» WHAT THE TASK REQUIRES
Using the records below, filter for lines that contain the string "name" and copy them out.

(Beginning of INPUT FOR THIS TASK)

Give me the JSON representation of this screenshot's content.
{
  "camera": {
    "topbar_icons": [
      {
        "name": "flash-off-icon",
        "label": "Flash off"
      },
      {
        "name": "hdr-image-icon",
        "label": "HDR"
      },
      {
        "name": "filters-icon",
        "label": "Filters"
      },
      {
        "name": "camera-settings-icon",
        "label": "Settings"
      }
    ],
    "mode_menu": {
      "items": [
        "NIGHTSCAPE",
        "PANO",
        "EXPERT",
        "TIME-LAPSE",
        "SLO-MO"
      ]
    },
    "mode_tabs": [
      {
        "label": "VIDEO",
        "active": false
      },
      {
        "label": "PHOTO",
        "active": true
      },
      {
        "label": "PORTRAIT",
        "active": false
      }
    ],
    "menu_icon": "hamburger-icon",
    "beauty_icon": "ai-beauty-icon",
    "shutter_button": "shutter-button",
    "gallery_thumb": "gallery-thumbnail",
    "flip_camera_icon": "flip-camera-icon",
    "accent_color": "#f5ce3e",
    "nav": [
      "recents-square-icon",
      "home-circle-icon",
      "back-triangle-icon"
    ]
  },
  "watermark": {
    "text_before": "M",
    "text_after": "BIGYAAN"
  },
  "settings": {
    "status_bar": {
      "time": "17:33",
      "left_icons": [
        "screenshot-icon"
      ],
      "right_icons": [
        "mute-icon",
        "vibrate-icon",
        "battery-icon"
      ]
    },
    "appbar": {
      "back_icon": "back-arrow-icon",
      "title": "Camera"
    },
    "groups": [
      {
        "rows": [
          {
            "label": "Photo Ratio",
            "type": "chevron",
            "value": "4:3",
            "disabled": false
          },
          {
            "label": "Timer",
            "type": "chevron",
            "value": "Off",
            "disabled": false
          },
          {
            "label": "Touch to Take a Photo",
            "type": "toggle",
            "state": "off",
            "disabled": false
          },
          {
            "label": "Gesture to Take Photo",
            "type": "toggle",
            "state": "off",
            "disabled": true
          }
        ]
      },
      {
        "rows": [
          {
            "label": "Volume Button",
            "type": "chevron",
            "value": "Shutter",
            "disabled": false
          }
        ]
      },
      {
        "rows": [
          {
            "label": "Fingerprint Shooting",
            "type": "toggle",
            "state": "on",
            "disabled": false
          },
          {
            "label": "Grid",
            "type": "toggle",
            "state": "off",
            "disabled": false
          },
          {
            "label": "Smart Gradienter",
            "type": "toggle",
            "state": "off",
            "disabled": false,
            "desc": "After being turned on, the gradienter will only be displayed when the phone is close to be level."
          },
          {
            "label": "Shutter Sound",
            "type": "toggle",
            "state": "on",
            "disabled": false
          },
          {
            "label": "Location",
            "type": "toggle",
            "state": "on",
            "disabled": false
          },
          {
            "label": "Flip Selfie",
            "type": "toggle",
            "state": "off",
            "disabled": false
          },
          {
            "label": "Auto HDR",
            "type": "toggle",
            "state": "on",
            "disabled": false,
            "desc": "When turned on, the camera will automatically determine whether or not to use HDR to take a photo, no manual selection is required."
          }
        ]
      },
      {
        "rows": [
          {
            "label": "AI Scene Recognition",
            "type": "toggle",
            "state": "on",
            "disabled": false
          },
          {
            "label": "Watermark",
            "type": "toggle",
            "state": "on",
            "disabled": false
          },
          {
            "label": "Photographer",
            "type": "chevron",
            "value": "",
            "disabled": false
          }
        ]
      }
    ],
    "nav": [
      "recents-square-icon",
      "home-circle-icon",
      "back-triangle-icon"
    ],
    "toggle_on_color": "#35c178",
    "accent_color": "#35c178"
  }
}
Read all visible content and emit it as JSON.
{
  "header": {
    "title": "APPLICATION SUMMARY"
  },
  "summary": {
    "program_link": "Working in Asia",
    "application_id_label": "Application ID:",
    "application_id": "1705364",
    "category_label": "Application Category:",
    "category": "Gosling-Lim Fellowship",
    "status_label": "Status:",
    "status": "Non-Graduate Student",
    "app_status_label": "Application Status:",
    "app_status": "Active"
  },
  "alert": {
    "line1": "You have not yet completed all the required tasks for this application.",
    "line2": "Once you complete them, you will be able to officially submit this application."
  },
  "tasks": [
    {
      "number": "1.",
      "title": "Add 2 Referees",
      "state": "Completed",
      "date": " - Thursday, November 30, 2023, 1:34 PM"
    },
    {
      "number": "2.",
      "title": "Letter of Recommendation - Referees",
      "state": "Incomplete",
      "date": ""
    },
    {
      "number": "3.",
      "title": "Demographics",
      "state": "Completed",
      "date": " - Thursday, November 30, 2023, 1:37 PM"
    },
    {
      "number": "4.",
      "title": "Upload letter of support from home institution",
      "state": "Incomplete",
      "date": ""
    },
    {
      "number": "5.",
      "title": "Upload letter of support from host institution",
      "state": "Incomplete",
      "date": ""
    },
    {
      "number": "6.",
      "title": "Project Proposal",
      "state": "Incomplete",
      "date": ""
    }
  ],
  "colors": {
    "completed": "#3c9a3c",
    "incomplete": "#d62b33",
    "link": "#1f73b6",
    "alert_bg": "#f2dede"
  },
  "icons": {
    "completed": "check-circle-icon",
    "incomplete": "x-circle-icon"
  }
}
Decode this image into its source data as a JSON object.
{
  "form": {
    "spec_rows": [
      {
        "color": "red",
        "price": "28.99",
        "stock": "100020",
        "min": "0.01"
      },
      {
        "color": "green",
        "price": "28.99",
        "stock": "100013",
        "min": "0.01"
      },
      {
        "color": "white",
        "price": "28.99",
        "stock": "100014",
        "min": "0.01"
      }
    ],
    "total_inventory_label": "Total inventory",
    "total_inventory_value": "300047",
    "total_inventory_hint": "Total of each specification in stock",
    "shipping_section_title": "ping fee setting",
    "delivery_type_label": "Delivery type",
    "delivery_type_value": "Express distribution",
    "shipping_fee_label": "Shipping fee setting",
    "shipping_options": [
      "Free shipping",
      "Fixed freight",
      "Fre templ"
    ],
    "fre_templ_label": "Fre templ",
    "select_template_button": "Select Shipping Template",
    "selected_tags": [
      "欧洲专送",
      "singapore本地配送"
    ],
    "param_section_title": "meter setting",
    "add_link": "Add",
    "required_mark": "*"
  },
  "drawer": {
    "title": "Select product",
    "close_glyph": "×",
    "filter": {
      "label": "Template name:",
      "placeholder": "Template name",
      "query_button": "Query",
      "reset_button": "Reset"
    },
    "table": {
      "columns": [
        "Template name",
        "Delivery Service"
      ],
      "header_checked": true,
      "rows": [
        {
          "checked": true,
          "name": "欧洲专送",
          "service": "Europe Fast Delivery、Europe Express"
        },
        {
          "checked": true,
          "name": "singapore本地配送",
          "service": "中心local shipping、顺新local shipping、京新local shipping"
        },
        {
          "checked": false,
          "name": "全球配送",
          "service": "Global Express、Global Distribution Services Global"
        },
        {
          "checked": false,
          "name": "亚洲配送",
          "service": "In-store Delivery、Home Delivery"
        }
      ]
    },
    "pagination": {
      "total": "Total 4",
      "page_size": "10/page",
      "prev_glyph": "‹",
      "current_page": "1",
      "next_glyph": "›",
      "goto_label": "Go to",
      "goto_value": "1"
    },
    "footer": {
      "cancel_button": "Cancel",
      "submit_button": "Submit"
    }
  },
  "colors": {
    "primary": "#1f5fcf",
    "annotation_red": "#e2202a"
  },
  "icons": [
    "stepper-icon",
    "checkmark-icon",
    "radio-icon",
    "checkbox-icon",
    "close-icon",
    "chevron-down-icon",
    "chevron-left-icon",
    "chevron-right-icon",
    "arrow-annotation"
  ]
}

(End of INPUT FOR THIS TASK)

» ANSWER SPACE
        "name": "flash-off-icon",
        "name": "hdr-image-icon",
        "name": "filters-icon",
        "name": "camera-settings-icon",
      "label": "Template name:",
      "placeholder": "Template name",
        "Template name",
          "name": "欧洲专送",
          "name": "singapore本地配送",
          "name": "全球配送",
          "name": "亚洲配送",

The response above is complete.